Extracted records START
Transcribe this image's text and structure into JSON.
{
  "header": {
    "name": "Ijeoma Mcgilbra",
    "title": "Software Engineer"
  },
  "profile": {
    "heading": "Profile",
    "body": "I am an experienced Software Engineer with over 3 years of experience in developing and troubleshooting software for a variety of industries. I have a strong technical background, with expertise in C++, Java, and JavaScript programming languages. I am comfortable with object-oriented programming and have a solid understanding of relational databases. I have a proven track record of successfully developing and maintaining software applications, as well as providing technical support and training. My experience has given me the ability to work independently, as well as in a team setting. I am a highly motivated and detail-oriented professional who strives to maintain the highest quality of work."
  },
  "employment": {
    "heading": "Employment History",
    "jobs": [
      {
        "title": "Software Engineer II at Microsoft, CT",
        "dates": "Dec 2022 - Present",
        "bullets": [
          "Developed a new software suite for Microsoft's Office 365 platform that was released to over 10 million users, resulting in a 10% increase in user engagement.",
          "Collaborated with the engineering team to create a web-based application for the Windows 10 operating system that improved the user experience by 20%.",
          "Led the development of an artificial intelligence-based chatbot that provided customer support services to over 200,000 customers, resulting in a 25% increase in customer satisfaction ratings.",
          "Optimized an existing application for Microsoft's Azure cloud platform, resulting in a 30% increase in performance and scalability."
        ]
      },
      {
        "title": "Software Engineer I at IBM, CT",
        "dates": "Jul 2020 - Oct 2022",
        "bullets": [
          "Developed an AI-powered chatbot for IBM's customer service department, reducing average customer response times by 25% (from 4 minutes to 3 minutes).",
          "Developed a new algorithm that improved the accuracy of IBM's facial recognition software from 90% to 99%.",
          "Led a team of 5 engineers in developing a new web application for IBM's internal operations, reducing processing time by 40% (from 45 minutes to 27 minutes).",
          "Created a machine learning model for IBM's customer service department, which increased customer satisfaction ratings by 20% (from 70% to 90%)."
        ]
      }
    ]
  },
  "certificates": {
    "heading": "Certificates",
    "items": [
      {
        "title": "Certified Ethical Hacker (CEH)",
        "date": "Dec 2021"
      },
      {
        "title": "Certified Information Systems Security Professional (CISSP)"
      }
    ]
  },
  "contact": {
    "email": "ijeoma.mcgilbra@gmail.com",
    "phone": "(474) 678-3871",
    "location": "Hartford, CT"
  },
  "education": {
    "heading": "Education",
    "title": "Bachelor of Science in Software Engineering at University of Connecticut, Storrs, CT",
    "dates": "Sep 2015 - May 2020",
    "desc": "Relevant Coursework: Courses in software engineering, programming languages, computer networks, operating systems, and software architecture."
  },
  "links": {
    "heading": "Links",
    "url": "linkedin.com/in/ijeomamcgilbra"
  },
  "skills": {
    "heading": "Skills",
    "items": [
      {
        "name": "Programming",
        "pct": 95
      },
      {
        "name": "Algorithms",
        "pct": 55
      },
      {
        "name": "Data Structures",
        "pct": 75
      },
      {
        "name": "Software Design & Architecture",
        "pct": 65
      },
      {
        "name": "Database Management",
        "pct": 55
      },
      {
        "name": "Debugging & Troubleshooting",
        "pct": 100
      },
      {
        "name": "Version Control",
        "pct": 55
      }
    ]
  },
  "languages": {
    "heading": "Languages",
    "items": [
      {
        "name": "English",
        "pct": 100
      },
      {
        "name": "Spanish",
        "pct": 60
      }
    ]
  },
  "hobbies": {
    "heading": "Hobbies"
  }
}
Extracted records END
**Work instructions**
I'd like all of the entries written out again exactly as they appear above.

**Solved exercise**
Transcribe this image's text and structure into JSON.
{
  "header": {
    "name": "Ijeoma Mcgilbra",
    "title": "Software Engineer"
  },
  "profile": {
    "heading": "Profile",
    "body": "I am an experienced Software Engineer with over 3 years of experience in developing and troubleshooting software for a variety of industries. I have a strong technical background, with expertise in C++, Java, and JavaScript programming languages. I am comfortable with object-oriented programming and have a solid understanding of relational databases. I have a proven track record of successfully developing and maintaining software applications, as well as providing technical support and training. My experience has given me the ability to work independently, as well as in a team setting. I am a highly motivated and detail-oriented professional who strives to maintain the highest quality of work."
  },
  "employment": {
    "heading": "Employment History",
    "jobs": [
      {
        "title": "Software Engineer II at Microsoft, CT",
        "dates": "Dec 2022 - Present",
        "bullets": [
          "Developed a new software suite for Microsoft's Office 365 platform that was released to over 10 million users, resulting in a 10% increase in user engagement.",
          "Collaborated with the engineering team to create a web-based application for the Windows 10 operating system that improved the user experience by 20%.",
          "Led the development of an artificial intelligence-based chatbot that provided customer support services to over 200,000 customers, resulting in a 25% increase in customer satisfaction ratings.",
          "Optimized an existing application for Microsoft's Azure cloud platform, resulting in a 30% increase in performance and scalability."
        ]
      },
      {
        "title": "Software Engineer I at IBM, CT",
        "dates": "Jul 2020 - Oct 2022",
        "bullets": [
          "Developed an AI-powered chatbot for IBM's customer service department, reducing average customer response times by 25% (from 4 minutes to 3 minutes).",
          "Developed a new algorithm that improved the accuracy of IBM's facial recognition software from 90% to 99%.",
          "Led a team of 5 engineers in developing a new web application for IBM's internal operations, reducing processing time by 40% (from 45 minutes to 27 minutes).",
          "Created a machine learning model for IBM's customer service department, which increased customer satisfaction ratings by 20% (from 70% to 90%)."
        ]
      }
    ]
  },
  "certificates": {
    "heading": "Certificates",
    "items": [
      {
        "title": "Certified Ethical Hacker (CEH)",
        "date": "Dec 2021"
      },
      {
        "title": "Certified Information Systems Security Professional (CISSP)"
      }
    ]
  },
  "contact": {
    "email": "ijeoma.mcgilbra@gmail.com",
    "phone": "(474) 678-3871",
    "location": "Hartford, CT"
  },
  "education": {
    "heading": "Education",
    "title": "Bachelor of Science in Software Engineering at University of Connecticut, Storrs, CT",
    "dates": "Sep 2015 - May 2020",
    "desc": "Relevant Coursework: Courses in software engineering, programming languages, computer networks, operating systems, and software architecture."
  },
  "links": {
    "heading": "Links",
    "url": "linkedin.com/in/ijeomamcgilbra"
  },
  "skills": {
    "heading": "Skills",
    "items": [
      {
        "name": "Programming",
        "pct": 95
      },
      {
        "name": "Algorithms",
        "pct": 55
      },
      {
        "name": "Data Structures",
        "pct": 75
      },
      {
        "name": "Software Design & Architecture",
        "pct": 65
      },
      {
        "name": "Database Management",
        "pct": 55
      },
      {
        "name": "Debugging & Troubleshooting",
        "pct": 100
      },
      {
        "name": "Version Control",
        "pct": 55
      }
    ]
  },
  "languages": {
    "heading": "Languages",
    "items": [
      {
        "name": "English",
        "pct": 100
      },
      {
        "name": "Spanish",
        "pct": 60
      }
    ]
  },
  "hobbies": {
    "heading": "Hobbies"
  }
}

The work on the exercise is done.